A note to readers: Bold and uncensored, The Austin Chronicle has been Austin’s independent news source for over 40 years, expressing the community’s political and environmental concerns and supporting its active cultural scene. Now more than ever, we need your support to continue supplying Austin with independent, free press. If real news is important to you, please consider making a donation of $5, $10 or whatever you can afford, to help keep our journalism on stands.

Support the Chronicle  

More Wu-Tang Clan
SXSW Music Live: Erykah Badu, Thievery Corp, Wu-Tang
SXSW Music Live: Erykah Badu, Thievery Corp, Wu-Tang
Some go-go, some Baduizm, even Shaolin mastery

Thomas Fawcett, March 15, 2017

Fun Fun Fun Fest: Wu-Tang Clan
Wu-Tang Clan FFFF Review
Fear the Reaper

Kahron Spearman, Nov. 8, 2015

More by Kahron Spearman
Austin's Hip-Hop Pioneers, in Their Own Words
Austin's Hip-Hop Pioneers, in Their Own Words
The Austin History Center-archived rappers and industry innovators share stories

Sept. 15, 2023

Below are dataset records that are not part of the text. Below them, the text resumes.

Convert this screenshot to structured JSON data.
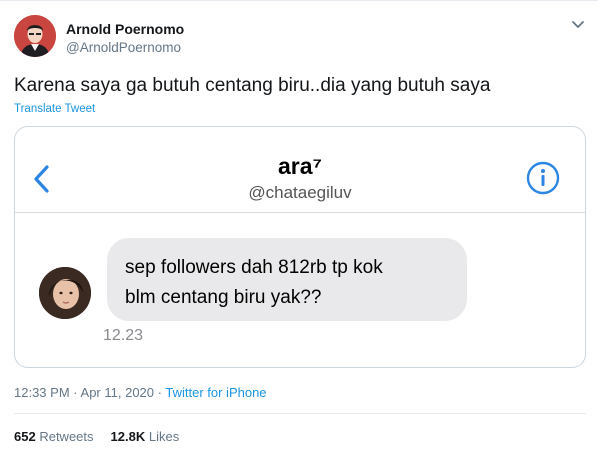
{
  "author": {
    "name": "Arnold Poernomo",
    "handle": "@ArnoldPoernomo"
  },
  "tweet": {
    "text": "Karena saya ga butuh centang biru..dia yang butuh saya",
    "translate_label": "Translate Tweet"
  },
  "embedded_chat": {
    "contact_name": "ara⁷",
    "contact_handle": "@chataegiluv",
    "message_line1": "sep followers dah 812rb tp kok",
    "message_line2": "blm centang biru yak??",
    "message_time": "12.23",
    "accent_color": "#2d86e4"
  },
  "meta": {
    "time": "12:33 PM",
    "separator": "·",
    "date": "Apr 11, 2020",
    "via": "Twitter for iPhone"
  },
  "stats": {
    "retweets_count": "652",
    "retweets_label": "Retweets",
    "likes_count": "12.8K",
    "likes_label": "Likes"
  },
  "icons": [
    "avatar",
    "chevron-down-icon",
    "back-chevron-icon",
    "info-icon",
    "chat-avatar"
  ]
}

The Prodigal Producer: Austin’s Malik Baptiste Comes Home
The Prodigal Producer: Austin’s Malik Baptiste Comes Home
Alchemical rapper returns from L.A. with 24-karat solo tracks

Sept. 8, 2023


Wu-Tang Clan, RZA, GZA, Method Man, Raekwon, Ghostface Killah

One click gets you all the newsletters listed below

Breaking news, arts coverage, and daily events

Keep up with happenings around town

Kevin Curtin's bimonthly cannabis musings

Austin's queerest news and events

Eric Goodman's Austin FC column, other soccer news

Information is power. Support the free press, so we can support Austin.   Support the Chronicle